The Financial Services Authority, the regulator of financial services in the U.K., this week published final guidance intended to curb questionable sales incentives that can push unsuitable financial products upon consumers.

The guidance follows a review of sales incentives conducted by the FSA in September. That study, which reviewed 22 financial institutions, found that some didn't understand their own incentive programs because they were so complex. There was also, in many cases, inadequate governance and oversight of the design, approval and review of incentive programs, with risks not identified, assessed or adequately mitigated. One firm, for example, allowed sales staff to earn a bonus of 100% of their basic salary for the sale of loans and “payment protection insurance,” but the bonus was only payable to those who had sold that product to at least half their customers.

At that time, FSA Managing Director Martin Wheatley, who will also head that country's forthcoming Financial Conduct Authority once the current agency is split in two later this year, said firms would have up to 18 months to show a “back-to-basics approach” to products and sales incentives or risk facing punitive actions. The finalized guidance, he said on Wednesday, “gives financial firms a clear idea of what we expect from them and how they should manage their incentive schemes.”

Among the standards and suggested practices contained in the guidance:

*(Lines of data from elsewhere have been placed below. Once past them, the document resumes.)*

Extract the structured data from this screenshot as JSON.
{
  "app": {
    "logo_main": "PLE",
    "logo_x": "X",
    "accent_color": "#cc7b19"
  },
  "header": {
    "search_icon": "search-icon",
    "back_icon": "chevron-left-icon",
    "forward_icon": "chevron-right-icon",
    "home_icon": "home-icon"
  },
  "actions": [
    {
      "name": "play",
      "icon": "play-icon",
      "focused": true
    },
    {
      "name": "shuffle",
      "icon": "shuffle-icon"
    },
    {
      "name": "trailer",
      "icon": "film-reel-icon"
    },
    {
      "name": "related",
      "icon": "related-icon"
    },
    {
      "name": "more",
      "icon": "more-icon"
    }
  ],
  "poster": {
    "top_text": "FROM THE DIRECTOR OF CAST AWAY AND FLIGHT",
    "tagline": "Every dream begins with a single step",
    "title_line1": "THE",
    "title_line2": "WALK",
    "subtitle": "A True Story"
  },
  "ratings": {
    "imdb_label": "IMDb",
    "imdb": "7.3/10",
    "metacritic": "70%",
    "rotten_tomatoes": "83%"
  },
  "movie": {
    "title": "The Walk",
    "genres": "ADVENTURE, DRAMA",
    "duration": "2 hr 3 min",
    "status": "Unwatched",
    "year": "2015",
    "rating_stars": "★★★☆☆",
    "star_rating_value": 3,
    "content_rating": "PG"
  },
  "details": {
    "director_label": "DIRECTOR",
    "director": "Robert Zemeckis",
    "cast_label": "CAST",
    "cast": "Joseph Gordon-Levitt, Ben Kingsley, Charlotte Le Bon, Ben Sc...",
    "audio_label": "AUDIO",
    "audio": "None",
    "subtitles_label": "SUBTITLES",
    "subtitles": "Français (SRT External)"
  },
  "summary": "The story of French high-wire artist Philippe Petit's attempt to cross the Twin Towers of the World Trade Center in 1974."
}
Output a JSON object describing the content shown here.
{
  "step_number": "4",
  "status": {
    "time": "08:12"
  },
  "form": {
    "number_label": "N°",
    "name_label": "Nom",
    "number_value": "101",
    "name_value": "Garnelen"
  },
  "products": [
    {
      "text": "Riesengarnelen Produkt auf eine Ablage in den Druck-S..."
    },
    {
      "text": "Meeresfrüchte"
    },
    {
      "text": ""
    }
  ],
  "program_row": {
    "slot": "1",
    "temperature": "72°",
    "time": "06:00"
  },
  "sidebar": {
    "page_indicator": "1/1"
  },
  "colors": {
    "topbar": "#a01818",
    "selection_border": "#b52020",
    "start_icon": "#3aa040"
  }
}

  • Changing incentives so they are not based on sales volumes.
  • Reducing the value of incentive schemes linked to sales, or capping maximum payments.
  • Additional monitoring for higher performing sales staff
  • Strengthening governance arrangements around the design and sign-off of incentive programs

Business quality monitoring (including call monitoring for telephone sales), carried out by competent staff, can also be an effective control. Staff undertaking business quality monitoring should be sufficiently independent of the sales function to avoid inappropriate influence by sales staff or managers. Firms should take appropriate action where issues are identified, for example, reviewing individual sales, re-training and undertaking follow-up monitoring to ensure issues are not recurring.

Although it may be harder to monitor face-to-face sales conversations, it is suggested that firms can identify inappropriate behaviors by such controls as: mystery shopping; contacting a sample of customers shortly after completing a sale; recording face-to-face sales conversations for later review; or additional scrutiny of high- performing sales staff or those with unusual sales trends.

A similar crackdown on questionable incentive practices and is also underway in the U.S. The Consumer Financial Protection Bureau has been reviewing sales incentives at credit card companies and, this past summer, with its first public enforcement action, ordered Capital One Bank to refund approximately $140 million to nearly two million customers. The action resulted from a CFPB examination that identified “deceptive marketing tactics” used by Capital One's vendors to pressure or mislead consumers into paying for add-on products, among them payment protection insurance.